6. SMS appointment reminders
Getting appointment reminders from your Google calendar sent to your phone can really help if you have to be away from your desk during the day. The first step to setting up the SMS alerts is to enable the feature and link your mobile number in calendar settings. Click the gear icon on the top right of your calendar page and select “Settings.” Then, click the “Mobile Setup” option at the top and fill out the forms on that page and click save.
Once you have the feature enabled, you will need to select the reminder to be sent to your phone. When you are creating the event, or viewing an event, you have the option to select a reminder. Once the SMS feature in enable, it should show up on the drop-down menu next to “Reminders.” Once you have selected SMS, finish creating the reminder and it should text you at the appointed time.
7. Paste without formatting
This is, without a doubt, one of the best tips for those of us who use Google Docs to create content. Basically, it enables the user to paste a section of text without any of its original formatting if you are pasting into a Google App from Chrome.
Highlight and copy a section of text, then paste it by clicking Control + Shift + V for a PC or Command + Shift + V for a Mac. You should be able to paste your text into a document with no formatting issues.
8. Google Tasks
Another oft-overlooked feature of Google Apps is the tasks feature available in Gmail and Google Calendar. To access tasks through Gmail, click on the drop-down arrow next to “Mail” on the top left section of your screen.
Tasks can be created from the task inbox or an email. There is a + at the bottom of the tasks inbox to create a new task. From an email, click the “More” drop-down button at the top of an email and click “Add to tasks.” Tasks created from an email will link back to the original email so you can understand the context of the task. You can also use this button to create an event from an email. For Chrome users, Google also offers a Tasks extension.

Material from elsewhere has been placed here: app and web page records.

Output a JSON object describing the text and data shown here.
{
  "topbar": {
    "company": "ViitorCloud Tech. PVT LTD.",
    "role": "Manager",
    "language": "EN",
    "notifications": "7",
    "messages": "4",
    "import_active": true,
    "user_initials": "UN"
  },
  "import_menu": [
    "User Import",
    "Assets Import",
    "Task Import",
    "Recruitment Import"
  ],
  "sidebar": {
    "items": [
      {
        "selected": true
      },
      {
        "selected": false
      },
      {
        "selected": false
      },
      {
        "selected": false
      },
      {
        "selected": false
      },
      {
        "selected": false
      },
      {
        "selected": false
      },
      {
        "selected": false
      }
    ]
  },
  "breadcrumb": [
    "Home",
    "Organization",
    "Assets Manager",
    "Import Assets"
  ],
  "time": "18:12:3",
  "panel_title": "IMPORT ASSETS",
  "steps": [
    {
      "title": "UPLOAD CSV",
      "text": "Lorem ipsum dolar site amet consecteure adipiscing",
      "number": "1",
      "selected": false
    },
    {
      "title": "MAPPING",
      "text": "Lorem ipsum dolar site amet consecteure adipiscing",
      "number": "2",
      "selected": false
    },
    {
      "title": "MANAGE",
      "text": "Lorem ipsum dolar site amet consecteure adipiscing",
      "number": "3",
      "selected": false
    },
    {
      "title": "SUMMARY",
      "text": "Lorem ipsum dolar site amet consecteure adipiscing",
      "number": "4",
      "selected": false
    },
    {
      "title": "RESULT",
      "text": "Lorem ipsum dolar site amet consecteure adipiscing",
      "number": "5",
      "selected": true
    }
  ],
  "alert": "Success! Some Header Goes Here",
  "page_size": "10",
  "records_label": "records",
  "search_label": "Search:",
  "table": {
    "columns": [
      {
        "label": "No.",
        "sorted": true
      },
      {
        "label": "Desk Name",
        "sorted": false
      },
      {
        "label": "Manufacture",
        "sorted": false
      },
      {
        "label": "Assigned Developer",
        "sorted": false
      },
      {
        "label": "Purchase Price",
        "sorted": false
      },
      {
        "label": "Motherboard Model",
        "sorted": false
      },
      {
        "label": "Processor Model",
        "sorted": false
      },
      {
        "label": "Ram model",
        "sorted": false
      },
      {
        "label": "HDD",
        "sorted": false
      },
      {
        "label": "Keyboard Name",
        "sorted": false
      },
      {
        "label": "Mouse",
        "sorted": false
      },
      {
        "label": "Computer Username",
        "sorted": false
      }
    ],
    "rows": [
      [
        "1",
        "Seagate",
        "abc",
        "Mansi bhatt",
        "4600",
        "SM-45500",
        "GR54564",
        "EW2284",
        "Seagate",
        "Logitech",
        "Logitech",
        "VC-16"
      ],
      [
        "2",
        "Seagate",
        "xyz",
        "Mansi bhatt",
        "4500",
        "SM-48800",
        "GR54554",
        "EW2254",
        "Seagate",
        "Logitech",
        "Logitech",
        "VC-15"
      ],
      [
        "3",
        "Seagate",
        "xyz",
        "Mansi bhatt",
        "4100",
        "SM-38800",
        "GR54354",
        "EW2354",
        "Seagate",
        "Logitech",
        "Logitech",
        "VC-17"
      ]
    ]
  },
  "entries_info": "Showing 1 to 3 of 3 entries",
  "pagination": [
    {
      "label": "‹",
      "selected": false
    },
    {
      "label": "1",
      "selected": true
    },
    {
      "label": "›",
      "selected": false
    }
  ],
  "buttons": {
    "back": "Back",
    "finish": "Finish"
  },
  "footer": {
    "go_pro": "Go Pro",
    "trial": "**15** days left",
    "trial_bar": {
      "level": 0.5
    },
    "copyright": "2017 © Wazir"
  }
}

9. Email filters
This is a great resource for folks who are making the move from Microsoft Outlook and are looking for a feature that is similar to the “rules” feature of Outlook. To access filters, first click the gear icon on the top right of your Gmail page. Select settings, and Filters tab will be at the top of the settings page toward the middle.
Once you reach the filters page, you will have the option to create a new filter or import filters. Click “Create a new filter” to create a filter based on sender, recipient, included words, attachments, and a couple other options. The import filters options will let you upload an XML file to import filters from that file.
10. Label emails
One of the easiest ways to quickly clean up your inbox is through the use of labels. Labels are essentially tags to help your categorize certain emails. Labels took the place of the previously-available folders for your inbox. You have the option to create new labels, and the color code them to help with organization. For example, I use red for my “Urgent” label.
To create a new label click the down around next to “More” on the left side of the page under where it says Inbox and Sent Mail. You will then see the option under that to “Create new label.” Once you click that and enter the name of your label, you will have the option next to that label under an existing one, essentially making it a sub-label. Meaning, you can create a “Finance” label nested under “Urgent” to categorize urgent financial emails.
Once you have created a label, you have the option to assign or change the label’s color. When you see the label name appear on the left side of the page, there will be a down arrow that appears when you hover over the name of the label. Click that arrow to assign a color. At this point you can drag the label onto an email in your inbox to add a color tag or drag an email into the label to move it out of inbox and into the label.
Once you have labels created, you can set up email filters to send emails from certain contacts or with certain subjects to a label, bypassing the inbox altogether. This has the potential to save you a lot of time in the morning as you sift through your new emails.